Costco historically has tested many different consumer product categories for chemicals regulated in the countries where we do business. Examples of these products include items found in and around the home, such as toys, products intended for children and food use, furniture, electrical, apparel, and home textiles. Examples of the regulated chemicals include soluble heavy metals, heavy metals found in surface coating, SVHCs (Substance of Very High Concern), formaldehyde, flame retardants, dyes, phthalates, BPA and many others. Additionally Costco tests non-foods packaging for heavy metal exposure, per U.S. and UK regulations.
To keep up with the ever-growing global regulatory changes and challenges for chemical restrictions in consumer products, Costco has been updating over the last three years the Costco Restricted Chemical List (RSL). We continue to work with the chemical and consumer product industries to find appropriate replacements for many chemicals of concern and to develop a green approach to chemical use.

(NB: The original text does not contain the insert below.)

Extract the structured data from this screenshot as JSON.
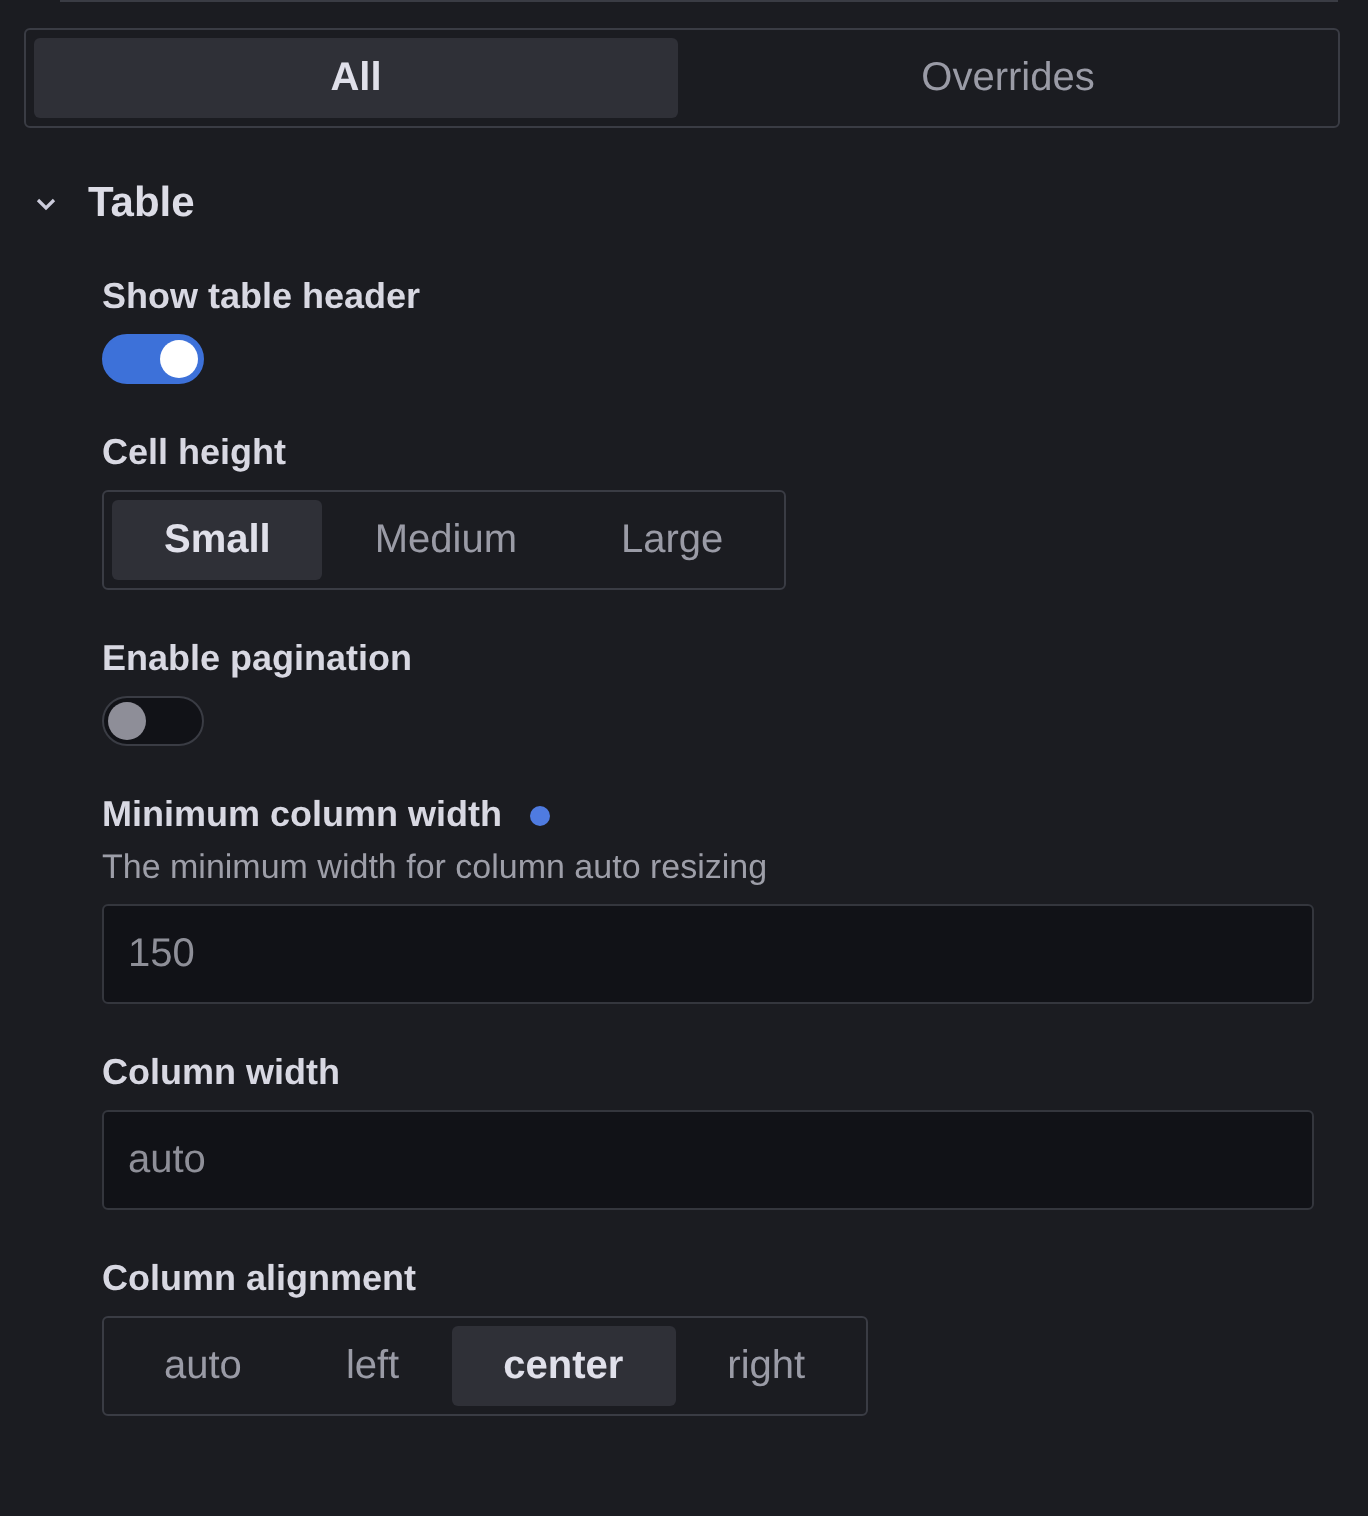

Costco is working with major third-party laboratories to test certain items for chemicals of regulatory and social concern. We call it the Costco Smart Screening Program, and have begun its implementation.
TEAK & Forest Stewardship Council Certification
After a 10-plus-year moratorium, in 2015 Costco began selling a limited amount of teak outdoor furniture that was 100 percent Forest Stewardship Council (FSC) certified. Going forward, Costco is committed to selling only 100 percent FSC-certified teak. We are beginning to expand FSC certification for other wood products. For more information, click here.
Costco’s selection of organic products continues to grow to meet our members’ demand for more organic products. We are working with suppliers and growers to support the conversion of conventional supplies to organic where it makes sense. A key component of the sustainable growth of protein organics, such as eggs, chicken, beef, pork, etc., is organic feed. Costco is working with our suppliers and their feed suppliers to learn the impacts that this growing demand for feed has on farmers’ future security, yields and income.
Costco’s sustainable packaging goals are to ensure our packaging is designed to protect the product, comply with laws and regulations, reduce materials and communicate effectively with our members. We also seek opportunities to reuse packaging, identifying the materials used so the package can be recycled or composted, as well as to source already recycled content. We realize this is an area of continuous improvement.
We are pursuing opportunities to eliminate polyvinyl chloride (PVC) plastic and replace it with recycled or recyclable materials. We also have taken steps to eliminate the use of polystyrene (commonly known as Styrofoam) from our inner packing materials, requesting this material be replaced with recyclable or compostable options.
Packaging for many items in our produce and other fresh food departments is made from recycled water bottles—and these materials continue to be recyclable in communities where polyethylene terephthalate (PET) recycling is available. Other areas where we have improved our packaging footprint include the redesign of our PET jars from round containers to square tubs. This engineering change allows more containers to fit on a pallet, reducing the number of trucks needed to complete delivery. Our Kirkland Signature Milk program is part of this engineering change; utilizing a square bottle allows for better shipping configurations, which allows more goods to be shipped in a single delivery. We also switched our fresh chicken packaging from polystyrene trays to saddle-pack bags.
We have increased the product count of many of our multi-packs, such as water and other beverages. This provides more servings per sell unit, reduces the number of shopping trips and provides a better value. We also have eliminated the cardboard tray inside many beverage packs.
We sell our goods directly out of the boxes they are shipped in, then reuse those same recyclable boxes at the cash register by offering them to our members in lieu of shopping bags. We continue to explore options in every category, with a solid focus on reduction of materials, compostable solutions and recyclability.